Mad:)Takes - free online ad-Lib word game similar to Mad Libs™
Su Doku
Contributed by Marshee
PLACE [1]_______________________ NUMBER [11]_______________________
COUNTRY [2]_______________________ ADVERB (ENDS IN "LY") [12]_______________________
VERB ENDING IN "ED" [3]_______________________ NOUN (PLURAL) [13]_______________________
NOUN (PLURAL) [4]_______________________ NUMBER [14]_______________________
VERB ENDING IN "ED" [5]_______________________ NUMBER [15]_______________________
VERB ENDING IN "ING" [6]_______________________ NUMBER [16]_______________________
PROFESSION [7]_______________________ NUMBER [17]_______________________
NOUN [8]_______________________ SHAPE [18]_______________________
NOUN [9]_______________________ NOUN [19]_______________________
MONTH [10]_______________________ NOUN [20]_______________________

NOTE: Some words may occur more than once.

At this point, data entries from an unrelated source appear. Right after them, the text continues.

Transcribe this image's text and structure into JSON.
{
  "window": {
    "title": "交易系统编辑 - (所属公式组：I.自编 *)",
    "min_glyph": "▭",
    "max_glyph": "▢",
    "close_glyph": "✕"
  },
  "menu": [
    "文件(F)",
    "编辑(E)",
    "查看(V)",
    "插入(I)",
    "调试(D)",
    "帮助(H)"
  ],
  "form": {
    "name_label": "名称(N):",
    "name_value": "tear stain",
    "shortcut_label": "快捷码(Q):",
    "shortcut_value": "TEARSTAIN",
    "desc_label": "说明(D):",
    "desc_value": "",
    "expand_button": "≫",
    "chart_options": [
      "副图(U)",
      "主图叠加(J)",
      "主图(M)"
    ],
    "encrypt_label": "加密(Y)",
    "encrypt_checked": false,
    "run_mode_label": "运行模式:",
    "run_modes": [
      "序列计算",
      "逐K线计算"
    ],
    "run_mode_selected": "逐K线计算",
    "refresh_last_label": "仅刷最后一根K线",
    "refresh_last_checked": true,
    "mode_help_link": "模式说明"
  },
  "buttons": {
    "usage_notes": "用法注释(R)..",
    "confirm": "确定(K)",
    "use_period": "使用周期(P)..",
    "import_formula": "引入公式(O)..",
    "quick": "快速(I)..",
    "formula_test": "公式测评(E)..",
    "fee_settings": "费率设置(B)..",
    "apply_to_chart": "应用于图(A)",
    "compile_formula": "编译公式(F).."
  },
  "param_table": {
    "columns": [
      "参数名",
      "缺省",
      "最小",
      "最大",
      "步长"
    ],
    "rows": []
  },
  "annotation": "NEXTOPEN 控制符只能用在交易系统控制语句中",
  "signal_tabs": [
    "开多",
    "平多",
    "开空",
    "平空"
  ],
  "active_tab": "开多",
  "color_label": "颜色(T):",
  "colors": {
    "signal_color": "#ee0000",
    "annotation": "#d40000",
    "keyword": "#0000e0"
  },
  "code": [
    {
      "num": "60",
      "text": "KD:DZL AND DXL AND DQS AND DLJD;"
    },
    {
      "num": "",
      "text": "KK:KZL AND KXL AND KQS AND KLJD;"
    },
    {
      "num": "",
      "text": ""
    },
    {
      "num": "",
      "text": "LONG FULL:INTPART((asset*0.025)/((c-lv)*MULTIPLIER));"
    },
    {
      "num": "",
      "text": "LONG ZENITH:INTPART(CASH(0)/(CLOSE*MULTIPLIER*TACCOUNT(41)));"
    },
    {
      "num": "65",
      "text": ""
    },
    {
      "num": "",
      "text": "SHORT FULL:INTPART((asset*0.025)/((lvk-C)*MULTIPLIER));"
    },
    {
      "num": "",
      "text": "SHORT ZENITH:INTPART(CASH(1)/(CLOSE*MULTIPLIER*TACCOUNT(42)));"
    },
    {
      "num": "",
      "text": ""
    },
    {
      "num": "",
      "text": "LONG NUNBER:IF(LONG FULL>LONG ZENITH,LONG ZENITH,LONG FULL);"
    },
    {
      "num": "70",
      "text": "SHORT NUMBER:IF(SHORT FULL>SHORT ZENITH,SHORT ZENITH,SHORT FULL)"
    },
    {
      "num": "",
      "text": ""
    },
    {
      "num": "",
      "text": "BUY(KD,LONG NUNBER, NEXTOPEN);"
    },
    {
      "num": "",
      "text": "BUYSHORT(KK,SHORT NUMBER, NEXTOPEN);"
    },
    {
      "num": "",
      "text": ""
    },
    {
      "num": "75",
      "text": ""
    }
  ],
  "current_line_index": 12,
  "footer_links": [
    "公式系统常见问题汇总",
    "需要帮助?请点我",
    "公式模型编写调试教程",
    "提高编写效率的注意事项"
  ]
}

          [1]           -           [2]           has a new addiction.
Hunched over newspapers on           [3]           subway trains, sneaking secret peeks in the office, a puzzle-crazy nation is trying to slot           [4]           into small checkerboard grids.
It`s Sudoku - a sort of crossword without words that has           [5]           the country.

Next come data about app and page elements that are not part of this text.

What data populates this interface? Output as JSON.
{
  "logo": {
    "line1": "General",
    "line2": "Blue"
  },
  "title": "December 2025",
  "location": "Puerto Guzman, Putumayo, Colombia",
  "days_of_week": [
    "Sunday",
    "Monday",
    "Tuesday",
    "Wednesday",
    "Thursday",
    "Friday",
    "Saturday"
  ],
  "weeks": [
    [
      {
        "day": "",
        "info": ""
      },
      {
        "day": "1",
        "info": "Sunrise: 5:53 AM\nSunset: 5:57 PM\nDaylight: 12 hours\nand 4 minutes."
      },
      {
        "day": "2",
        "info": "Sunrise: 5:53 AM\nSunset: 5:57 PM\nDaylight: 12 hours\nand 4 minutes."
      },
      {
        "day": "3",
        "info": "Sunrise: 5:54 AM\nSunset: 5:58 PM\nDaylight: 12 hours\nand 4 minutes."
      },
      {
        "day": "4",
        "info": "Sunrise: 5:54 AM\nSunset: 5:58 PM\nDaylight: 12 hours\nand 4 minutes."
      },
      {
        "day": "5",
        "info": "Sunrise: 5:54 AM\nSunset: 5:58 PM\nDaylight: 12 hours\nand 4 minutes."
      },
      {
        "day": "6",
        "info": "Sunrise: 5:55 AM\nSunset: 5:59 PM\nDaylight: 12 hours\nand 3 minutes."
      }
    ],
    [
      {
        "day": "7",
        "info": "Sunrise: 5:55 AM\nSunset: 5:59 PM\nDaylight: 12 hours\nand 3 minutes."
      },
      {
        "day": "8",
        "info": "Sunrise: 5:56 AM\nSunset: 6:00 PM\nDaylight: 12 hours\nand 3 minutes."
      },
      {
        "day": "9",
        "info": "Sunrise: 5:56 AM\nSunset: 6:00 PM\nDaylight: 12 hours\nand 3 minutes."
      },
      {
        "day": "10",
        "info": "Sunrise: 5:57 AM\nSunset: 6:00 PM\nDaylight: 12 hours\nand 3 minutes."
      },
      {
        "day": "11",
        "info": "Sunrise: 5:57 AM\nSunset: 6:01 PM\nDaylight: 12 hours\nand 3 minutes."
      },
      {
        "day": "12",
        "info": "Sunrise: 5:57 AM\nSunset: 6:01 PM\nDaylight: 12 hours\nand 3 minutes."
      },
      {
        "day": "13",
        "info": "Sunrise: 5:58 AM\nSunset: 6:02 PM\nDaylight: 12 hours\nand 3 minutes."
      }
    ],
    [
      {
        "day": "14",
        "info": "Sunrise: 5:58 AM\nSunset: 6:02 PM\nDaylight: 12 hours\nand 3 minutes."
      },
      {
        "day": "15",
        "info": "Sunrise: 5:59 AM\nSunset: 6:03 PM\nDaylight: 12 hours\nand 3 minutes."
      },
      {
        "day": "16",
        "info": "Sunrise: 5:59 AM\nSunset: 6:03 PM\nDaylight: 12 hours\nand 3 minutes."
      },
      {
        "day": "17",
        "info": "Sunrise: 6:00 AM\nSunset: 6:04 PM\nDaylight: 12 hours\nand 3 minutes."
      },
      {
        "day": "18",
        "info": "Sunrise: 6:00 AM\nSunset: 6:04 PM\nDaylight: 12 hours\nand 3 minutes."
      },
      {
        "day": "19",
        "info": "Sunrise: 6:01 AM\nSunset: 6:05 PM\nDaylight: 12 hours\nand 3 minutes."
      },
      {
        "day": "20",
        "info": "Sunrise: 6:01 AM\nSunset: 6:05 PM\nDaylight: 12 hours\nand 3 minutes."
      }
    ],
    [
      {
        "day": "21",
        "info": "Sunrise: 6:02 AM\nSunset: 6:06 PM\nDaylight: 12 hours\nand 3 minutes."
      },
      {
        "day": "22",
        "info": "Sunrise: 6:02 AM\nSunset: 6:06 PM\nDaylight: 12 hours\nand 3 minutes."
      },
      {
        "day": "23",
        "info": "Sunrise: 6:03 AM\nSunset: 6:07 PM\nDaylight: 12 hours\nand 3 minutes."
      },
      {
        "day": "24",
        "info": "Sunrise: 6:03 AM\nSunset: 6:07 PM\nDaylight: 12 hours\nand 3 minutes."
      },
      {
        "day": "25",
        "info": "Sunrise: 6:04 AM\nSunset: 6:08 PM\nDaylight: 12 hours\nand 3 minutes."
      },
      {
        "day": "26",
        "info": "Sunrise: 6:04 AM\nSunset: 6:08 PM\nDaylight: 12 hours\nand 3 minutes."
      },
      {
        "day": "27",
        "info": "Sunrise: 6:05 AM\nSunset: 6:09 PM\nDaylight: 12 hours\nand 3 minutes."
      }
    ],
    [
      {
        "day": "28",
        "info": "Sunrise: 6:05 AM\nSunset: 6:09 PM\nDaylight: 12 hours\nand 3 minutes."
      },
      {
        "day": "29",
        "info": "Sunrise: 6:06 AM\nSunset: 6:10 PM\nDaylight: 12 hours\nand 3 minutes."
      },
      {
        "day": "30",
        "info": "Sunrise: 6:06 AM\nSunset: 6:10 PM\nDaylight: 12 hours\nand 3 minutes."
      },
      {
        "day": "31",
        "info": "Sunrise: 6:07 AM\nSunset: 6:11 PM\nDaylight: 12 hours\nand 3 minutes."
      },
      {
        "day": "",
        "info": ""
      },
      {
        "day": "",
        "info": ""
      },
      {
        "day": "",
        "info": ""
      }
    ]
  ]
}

"There`s something about that grid with its empty squares - it`s just           [6]           out to be filled in," said Wayne Gould, a retired           [7]           and puzzle aficionado who helped spark           [2]          `s love affair with the           [8]          .
A Japanese           [9]           that has quietly appeared in puzzle magazines in Asia and North America for years, Sudoku hit           [2]           in the pages of The Times newspaper in           [10]          . It now has thousands of avid followers, a host of Web sites and books, and runs daily in           [11]           national newspapers, which compete           [12]           to offer their readers the best puzzle.
The Times is offering a version for           [13]          . The Daily Telegraph promises a 3-D "ultimate Sudoku" version.
The name, which translates roughly as "the number that is alone," has become a handy catch-phrase.
Sudoku consists of a grid of           [14]           rows of           [15]           boxes, which must be filled in so the numbers one through nine appear just once in each column, row and           [16]          -by-          [17]                     [18]          .
It looks like           [19]          , but requires the application of           [20]          . It can be fairly straightforward or fiendishly difficult.
© 2004-2024 Nathanael Huddleson.